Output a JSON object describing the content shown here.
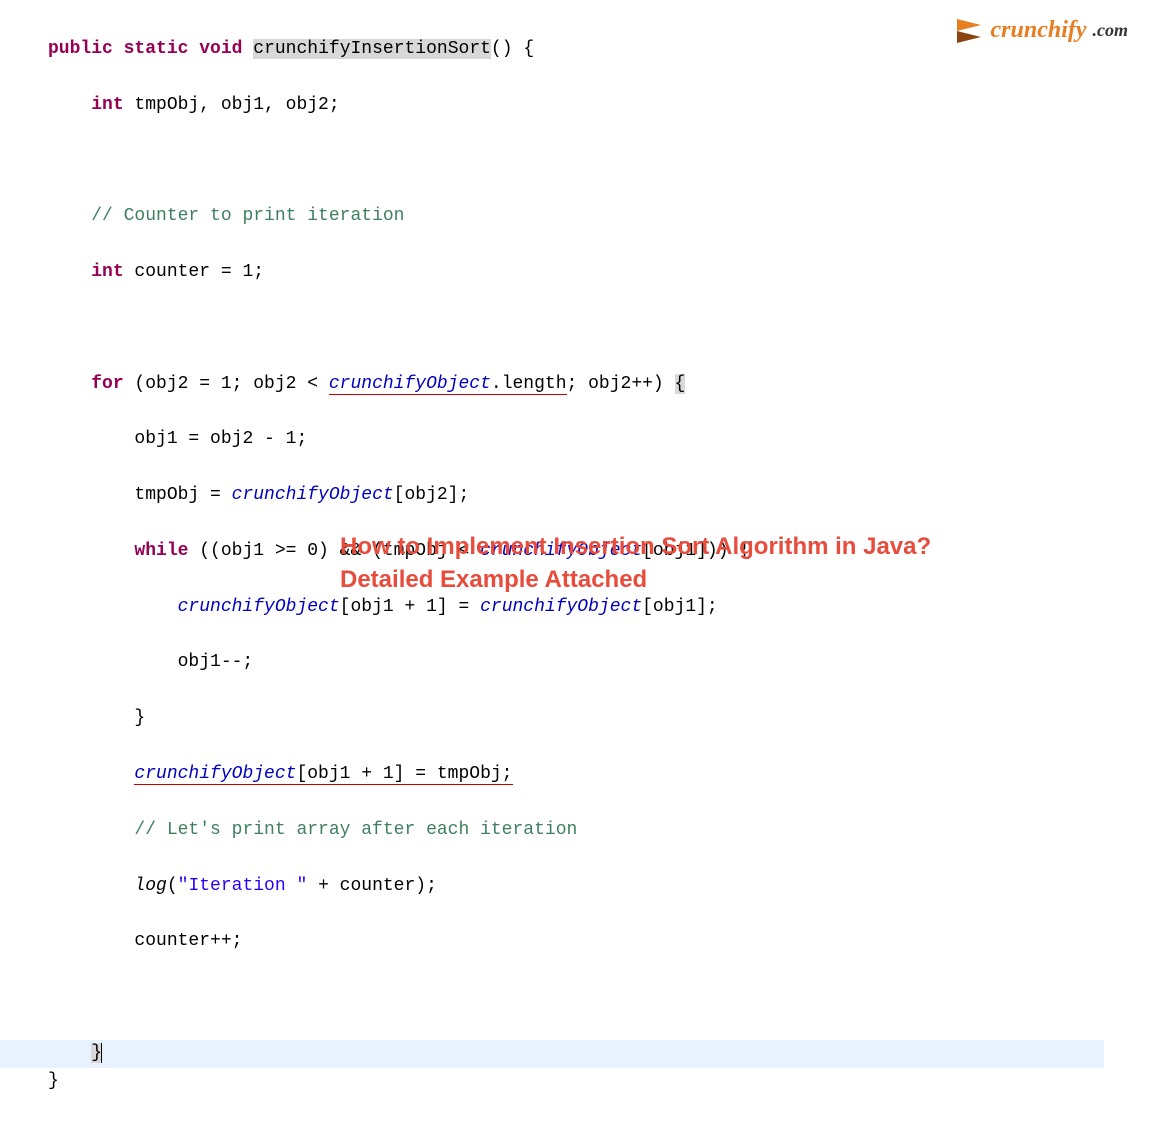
{
  "logo": {
    "brand": "crunchify",
    "tld": ".com"
  },
  "overlay": {
    "line1": "How to Implement Insertion Sort Algorithm in Java?",
    "line2": "Detailed Example Attached"
  },
  "code": {
    "l1_kw1": "public",
    "l1_kw2": "static",
    "l1_kw3": "void",
    "l1_method": "crunchifyInsertionSort",
    "l1_rest": "() {",
    "l2_kw": "int",
    "l2_rest": " tmpObj, obj1, obj2;",
    "l4_comment": "// Counter to print iteration",
    "l5_kw": "int",
    "l5_rest": " counter = 1;",
    "l7_kw": "for",
    "l7_a": " (obj2 = 1; obj2 < ",
    "l7_field": "crunchifyObject",
    "l7_b": ".length",
    "l7_c": "; obj2++) ",
    "l7_brace": "{",
    "l8": "obj1 = obj2 - 1;",
    "l9_a": "tmpObj = ",
    "l9_field": "crunchifyObject",
    "l9_b": "[obj2];",
    "l10_kw": "while",
    "l10_a": " ((obj1 >= 0) && (tmpObj < ",
    "l10_field": "crunchifyObject",
    "l10_b": "[obj1])) {",
    "l11_field1": "crunchifyObject",
    "l11_a": "[obj1 + 1] = ",
    "l11_field2": "crunchifyObject",
    "l11_b": "[obj1];",
    "l12": "obj1--;",
    "l13": "}",
    "l14_field": "crunchifyObject",
    "l14_a": "[obj1 + 1] = tmpObj;",
    "l15_comment": "// Let's print array after each iteration",
    "l16_method": "log",
    "l16_a": "(",
    "l16_str": "\"Iteration \"",
    "l16_b": " + counter);",
    "l17": "counter++;",
    "l19": "}",
    "l20": "}"
  }
}
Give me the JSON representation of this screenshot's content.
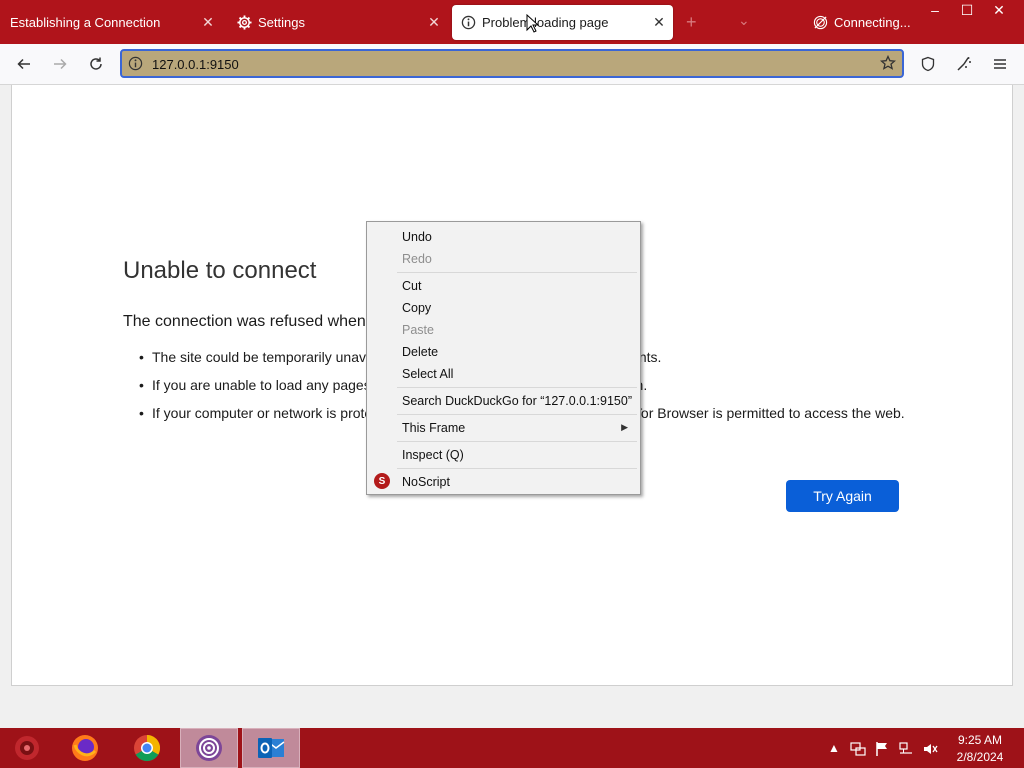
{
  "tabs": [
    {
      "title": "Establishing a Connection",
      "icon": "none"
    },
    {
      "title": "Settings",
      "icon": "gear-icon"
    },
    {
      "title": "Problem loading page",
      "icon": "info-icon",
      "active": true
    },
    {
      "title": "Connecting...",
      "icon": "onion-icon"
    }
  ],
  "tab_close_glyph": "✕",
  "new_tab_glyph": "+",
  "tab_list_glyph": "⌄",
  "window_controls": {
    "minimize": "–",
    "maximize": "☐",
    "close": "✕"
  },
  "urlbar": {
    "value": "127.0.0.1:9150"
  },
  "error_page": {
    "title": "Unable to connect",
    "description": "The connection was refused when attempting to contact 127.0.0.1:9150.",
    "bullets": [
      "The site could be temporarily unavailable or too busy. Try again in a few moments.",
      "If you are unable to load any pages, check your computer’s network connection.",
      "If your computer or network is protected by a firewall or proxy, make sure that Tor Browser is permitted to access the web."
    ],
    "try_again_label": "Try Again"
  },
  "context_menu": {
    "undo": "Undo",
    "redo": "Redo",
    "cut": "Cut",
    "copy": "Copy",
    "paste": "Paste",
    "delete": "Delete",
    "select_all": "Select All",
    "search": "Search DuckDuckGo for “127.0.0.1:9150”",
    "this_frame": "This Frame",
    "inspect": "Inspect (Q)",
    "noscript": "NoScript",
    "submenu_arrow": "▶"
  },
  "taskbar": {
    "apps": [
      "firefox-icon",
      "chrome-icon",
      "tor-browser-icon",
      "outlook-icon"
    ],
    "time": "9:25 AM",
    "date": "2/8/2024"
  },
  "colors": {
    "tabbar": "#b0141b",
    "taskbar": "#9e1218",
    "accent": "#0a5fd8",
    "urlbar_bg": "#b9a77b"
  }
}
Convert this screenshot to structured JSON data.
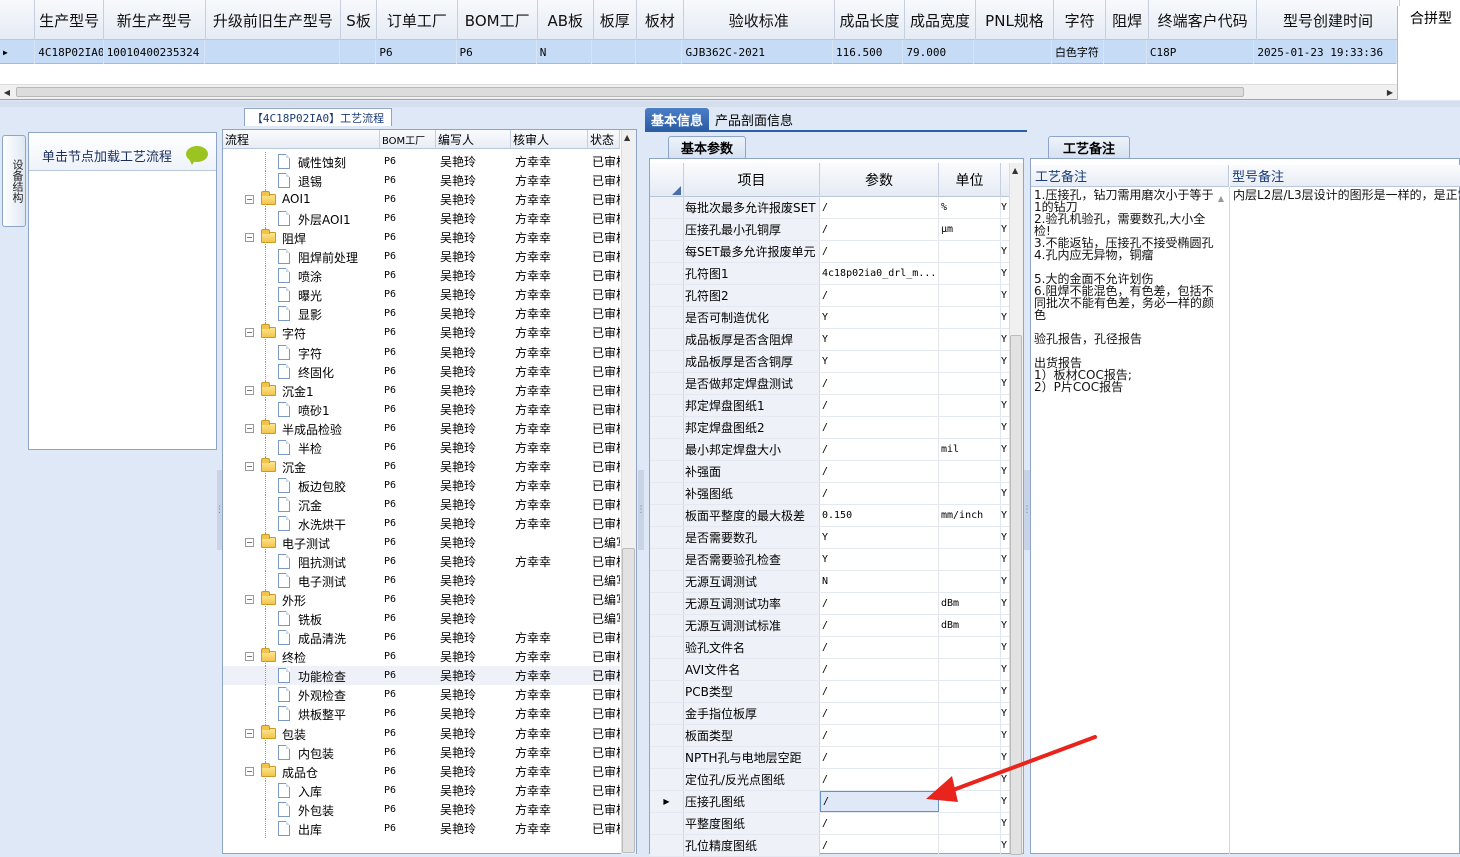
{
  "top_grid": {
    "columns": [
      "生产型号",
      "新生产型号",
      "升级前旧生产型号",
      "S板",
      "订单工厂",
      "BOM工厂",
      "AB板",
      "板厚",
      "板材",
      "验收标准",
      "成品长度",
      "成品宽度",
      "PNL规格",
      "字符",
      "阻焊",
      "终端客户代码",
      "型号创建时间"
    ],
    "row": [
      "4C18P02IA0",
      "10010400235324",
      "",
      "",
      "P6",
      "P6",
      "N",
      "",
      "",
      "GJB362C-2021",
      "116.500",
      "79.000",
      "",
      "白色字符",
      "",
      "C18P",
      "2025-01-23 19:33:36"
    ],
    "right_title": "合拼型"
  },
  "left_panel": {
    "vertical_tab": "设备结构",
    "tip": "单击节点加载工艺流程"
  },
  "tree": {
    "title": "【4C18P02IA0】工艺流程",
    "columns": [
      "流程",
      "BOM工厂",
      "编写人",
      "核审人",
      "状态"
    ],
    "rows": [
      {
        "name": "碱性蚀刻",
        "type": "leaf",
        "bom": "P6",
        "writer": "吴艳玲",
        "reviewer": "方幸幸",
        "status": "已审核"
      },
      {
        "name": "退锡",
        "type": "leaf",
        "bom": "P6",
        "writer": "吴艳玲",
        "reviewer": "方幸幸",
        "status": "已审核"
      },
      {
        "name": "AOI1",
        "type": "folder",
        "bom": "P6",
        "writer": "吴艳玲",
        "reviewer": "方幸幸",
        "status": "已审核"
      },
      {
        "name": "外层AOI1",
        "type": "leaf",
        "bom": "P6",
        "writer": "吴艳玲",
        "reviewer": "方幸幸",
        "status": "已审核"
      },
      {
        "name": "阻焊",
        "type": "folder",
        "bom": "P6",
        "writer": "吴艳玲",
        "reviewer": "方幸幸",
        "status": "已审核"
      },
      {
        "name": "阻焊前处理",
        "type": "leaf",
        "bom": "P6",
        "writer": "吴艳玲",
        "reviewer": "方幸幸",
        "status": "已审核"
      },
      {
        "name": "喷涂",
        "type": "leaf",
        "bom": "P6",
        "writer": "吴艳玲",
        "reviewer": "方幸幸",
        "status": "已审核"
      },
      {
        "name": "曝光",
        "type": "leaf",
        "bom": "P6",
        "writer": "吴艳玲",
        "reviewer": "方幸幸",
        "status": "已审核"
      },
      {
        "name": "显影",
        "type": "leaf",
        "bom": "P6",
        "writer": "吴艳玲",
        "reviewer": "方幸幸",
        "status": "已审核"
      },
      {
        "name": "字符",
        "type": "folder",
        "bom": "P6",
        "writer": "吴艳玲",
        "reviewer": "方幸幸",
        "status": "已审核"
      },
      {
        "name": "字符",
        "type": "leaf",
        "bom": "P6",
        "writer": "吴艳玲",
        "reviewer": "方幸幸",
        "status": "已审核"
      },
      {
        "name": "终固化",
        "type": "leaf",
        "bom": "P6",
        "writer": "吴艳玲",
        "reviewer": "方幸幸",
        "status": "已审核"
      },
      {
        "name": "沉金1",
        "type": "folder",
        "bom": "P6",
        "writer": "吴艳玲",
        "reviewer": "方幸幸",
        "status": "已审核"
      },
      {
        "name": "喷砂1",
        "type": "leaf",
        "bom": "P6",
        "writer": "吴艳玲",
        "reviewer": "方幸幸",
        "status": "已审核"
      },
      {
        "name": "半成品检验",
        "type": "folder",
        "bom": "P6",
        "writer": "吴艳玲",
        "reviewer": "方幸幸",
        "status": "已审核"
      },
      {
        "name": "半检",
        "type": "leaf",
        "bom": "P6",
        "writer": "吴艳玲",
        "reviewer": "方幸幸",
        "status": "已审核"
      },
      {
        "name": "沉金",
        "type": "folder",
        "bom": "P6",
        "writer": "吴艳玲",
        "reviewer": "方幸幸",
        "status": "已审核"
      },
      {
        "name": "板边包胶",
        "type": "leaf",
        "bom": "P6",
        "writer": "吴艳玲",
        "reviewer": "方幸幸",
        "status": "已审核"
      },
      {
        "name": "沉金",
        "type": "leaf",
        "bom": "P6",
        "writer": "吴艳玲",
        "reviewer": "方幸幸",
        "status": "已审核"
      },
      {
        "name": "水洗烘干",
        "type": "leaf",
        "bom": "P6",
        "writer": "吴艳玲",
        "reviewer": "方幸幸",
        "status": "已审核"
      },
      {
        "name": "电子测试",
        "type": "folder",
        "bom": "P6",
        "writer": "吴艳玲",
        "reviewer": "",
        "status": "已编写"
      },
      {
        "name": "阻抗测试",
        "type": "leaf",
        "bom": "P6",
        "writer": "吴艳玲",
        "reviewer": "方幸幸",
        "status": "已审核"
      },
      {
        "name": "电子测试",
        "type": "leaf",
        "bom": "P6",
        "writer": "吴艳玲",
        "reviewer": "",
        "status": "已编写"
      },
      {
        "name": "外形",
        "type": "folder",
        "bom": "P6",
        "writer": "吴艳玲",
        "reviewer": "",
        "status": "已编写"
      },
      {
        "name": "铣板",
        "type": "leaf",
        "bom": "P6",
        "writer": "吴艳玲",
        "reviewer": "",
        "status": "已编写"
      },
      {
        "name": "成品清洗",
        "type": "leaf",
        "bom": "P6",
        "writer": "吴艳玲",
        "reviewer": "方幸幸",
        "status": "已审核"
      },
      {
        "name": "终检",
        "type": "folder",
        "bom": "P6",
        "writer": "吴艳玲",
        "reviewer": "方幸幸",
        "status": "已审核"
      },
      {
        "name": "功能检查",
        "type": "leaf",
        "bom": "P6",
        "writer": "吴艳玲",
        "reviewer": "方幸幸",
        "status": "已审核",
        "selected": true
      },
      {
        "name": "外观检查",
        "type": "leaf",
        "bom": "P6",
        "writer": "吴艳玲",
        "reviewer": "方幸幸",
        "status": "已审核"
      },
      {
        "name": "烘板整平",
        "type": "leaf",
        "bom": "P6",
        "writer": "吴艳玲",
        "reviewer": "方幸幸",
        "status": "已审核"
      },
      {
        "name": "包装",
        "type": "folder",
        "bom": "P6",
        "writer": "吴艳玲",
        "reviewer": "方幸幸",
        "status": "已审核"
      },
      {
        "name": "内包装",
        "type": "leaf",
        "bom": "P6",
        "writer": "吴艳玲",
        "reviewer": "方幸幸",
        "status": "已审核"
      },
      {
        "name": "成品仓",
        "type": "folder",
        "bom": "P6",
        "writer": "吴艳玲",
        "reviewer": "方幸幸",
        "status": "已审核"
      },
      {
        "name": "入库",
        "type": "leaf",
        "bom": "P6",
        "writer": "吴艳玲",
        "reviewer": "方幸幸",
        "status": "已审核"
      },
      {
        "name": "外包装",
        "type": "leaf",
        "bom": "P6",
        "writer": "吴艳玲",
        "reviewer": "方幸幸",
        "status": "已审核"
      },
      {
        "name": "出库",
        "type": "leaf",
        "bom": "P6",
        "writer": "吴艳玲",
        "reviewer": "方幸幸",
        "status": "已审核"
      }
    ]
  },
  "middle": {
    "tabs": [
      "基本信息",
      "产品剖面信息"
    ],
    "sub_tab": "基本参数",
    "columns": [
      "项目",
      "参数",
      "单位"
    ],
    "rows": [
      {
        "item": "每批次最多允许报废SET",
        "param": "/",
        "unit": "%",
        "y": "Y"
      },
      {
        "item": "压接孔最小孔铜厚",
        "param": "/",
        "unit": "μm",
        "y": "Y"
      },
      {
        "item": "每SET最多允许报废单元",
        "param": "/",
        "unit": "",
        "y": "Y"
      },
      {
        "item": "孔符图1",
        "param": "4c18p02ia0_drl_m...",
        "unit": "",
        "y": "Y"
      },
      {
        "item": "孔符图2",
        "param": "/",
        "unit": "",
        "y": "Y"
      },
      {
        "item": "是否可制造优化",
        "param": "Y",
        "unit": "",
        "y": "Y"
      },
      {
        "item": "成品板厚是否含阻焊",
        "param": "Y",
        "unit": "",
        "y": "Y"
      },
      {
        "item": "成品板厚是否含铜厚",
        "param": "Y",
        "unit": "",
        "y": "Y"
      },
      {
        "item": "是否做邦定焊盘测试",
        "param": "/",
        "unit": "",
        "y": "Y"
      },
      {
        "item": "邦定焊盘图纸1",
        "param": "/",
        "unit": "",
        "y": "Y"
      },
      {
        "item": "邦定焊盘图纸2",
        "param": "/",
        "unit": "",
        "y": "Y"
      },
      {
        "item": "最小邦定焊盘大小",
        "param": "/",
        "unit": "mil",
        "y": "Y"
      },
      {
        "item": "补强面",
        "param": "/",
        "unit": "",
        "y": "Y"
      },
      {
        "item": "补强图纸",
        "param": "/",
        "unit": "",
        "y": "Y"
      },
      {
        "item": "板面平整度的最大极差",
        "param": "0.150",
        "unit": "mm/inch",
        "y": "Y"
      },
      {
        "item": "是否需要数孔",
        "param": "Y",
        "unit": "",
        "y": "Y"
      },
      {
        "item": "是否需要验孔检查",
        "param": "Y",
        "unit": "",
        "y": "Y"
      },
      {
        "item": "无源互调测试",
        "param": "N",
        "unit": "",
        "y": "Y"
      },
      {
        "item": "无源互调测试功率",
        "param": "/",
        "unit": "dBm",
        "y": "Y"
      },
      {
        "item": "无源互调测试标准",
        "param": "/",
        "unit": "dBm",
        "y": "Y"
      },
      {
        "item": "验孔文件名",
        "param": "/",
        "unit": "",
        "y": "Y"
      },
      {
        "item": "AVI文件名",
        "param": "/",
        "unit": "",
        "y": "Y"
      },
      {
        "item": "PCB类型",
        "param": "/",
        "unit": "",
        "y": "Y"
      },
      {
        "item": "金手指位板厚",
        "param": "/",
        "unit": "",
        "y": "Y"
      },
      {
        "item": "板面类型",
        "param": "/",
        "unit": "",
        "y": "Y"
      },
      {
        "item": "NPTH孔与电地层空距",
        "param": "/",
        "unit": "",
        "y": "Y"
      },
      {
        "item": "定位孔/反光点图纸",
        "param": "/",
        "unit": "",
        "y": "Y"
      },
      {
        "item": "压接孔图纸",
        "param": "/",
        "unit": "",
        "y": "Y",
        "selected": true
      },
      {
        "item": "平整度图纸",
        "param": "/",
        "unit": "",
        "y": "Y"
      },
      {
        "item": "孔位精度图纸",
        "param": "/",
        "unit": "",
        "y": "Y"
      }
    ]
  },
  "right": {
    "tab": "工艺备注",
    "col1": "工艺备注",
    "col2": "型号备注",
    "process_note": "1.压接孔，钻刀需用磨次小于等于1的钻刀\n2.验孔机验孔，需要数孔,大小全检!\n3.不能返钻，压接孔不接受椭圆孔\n4.孔内应无异物，铜瘤\n\n5.大的金面不允许划伤\n6.阻焊不能混色，有色差，包括不同批次不能有色差，务必一样的颜色\n\n验孔报告，孔径报告\n\n出货报告\n1）板材COC报告;\n2）P片COC报告",
    "model_note": "内层L2层/L3层设计的图形是一样的，是正常"
  },
  "colors": {
    "accent": "#2c5ea5",
    "selected_row": "#c6dcf6",
    "arrow": "#e8241c"
  }
}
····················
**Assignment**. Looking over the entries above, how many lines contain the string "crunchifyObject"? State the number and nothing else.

**Solution**. 6